> **Task objective**:
Where a picture appears, skip it; print everything else in the records exactly as it stands.
'''
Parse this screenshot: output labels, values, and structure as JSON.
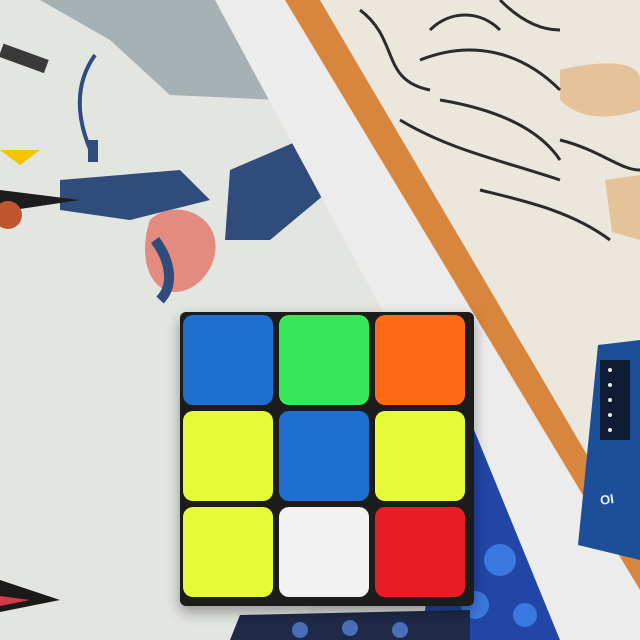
{
  "scene": {
    "description_free": true,
    "cube": {
      "faces": [
        [
          "blue",
          "green",
          "orange"
        ],
        [
          "yellow",
          "blue",
          "yellow"
        ],
        [
          "yellow",
          "white",
          "red"
        ]
      ],
      "colors": {
        "blue": "#1f6fd0",
        "green": "#37e85a",
        "orange": "#ff6a1a",
        "yellow": "#e6fb3a",
        "white": "#f2f2f2",
        "red": "#e81c24"
      }
    },
    "board_text": "OI",
    "palette": {
      "paper": "#e7e6e1",
      "poster_bg": "#d8dcda",
      "navy": "#2f4c7d",
      "skin": "#e48b7f",
      "wood": "#d8863d",
      "sketch_bg": "#ece7dc",
      "sketch_skin": "#e5c39a",
      "arduino": "#1d4f99",
      "pattern": "#2246a8"
    }
  }
}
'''
> **Exercise response**:
Parse this screenshot: output labels, values, and structure as JSON.
{
  "scene": {
    "description_free": true,
    "cube": {
      "faces": [
        [
          "blue",
          "green",
          "orange"
        ],
        [
          "yellow",
          "blue",
          "yellow"
        ],
        [
          "yellow",
          "white",
          "red"
        ]
      ],
      "colors": {
        "blue": "#1f6fd0",
        "green": "#37e85a",
        "orange": "#ff6a1a",
        "yellow": "#e6fb3a",
        "white": "#f2f2f2",
        "red": "#e81c24"
      }
    },
    "board_text": "OI",
    "palette": {
      "paper": "#e7e6e1",
      "poster_bg": "#d8dcda",
      "navy": "#2f4c7d",
      "skin": "#e48b7f",
      "wood": "#d8863d",
      "sketch_bg": "#ece7dc",
      "sketch_skin": "#e5c39a",
      "arduino": "#1d4f99",
      "pattern": "#2246a8"
    }
  }
}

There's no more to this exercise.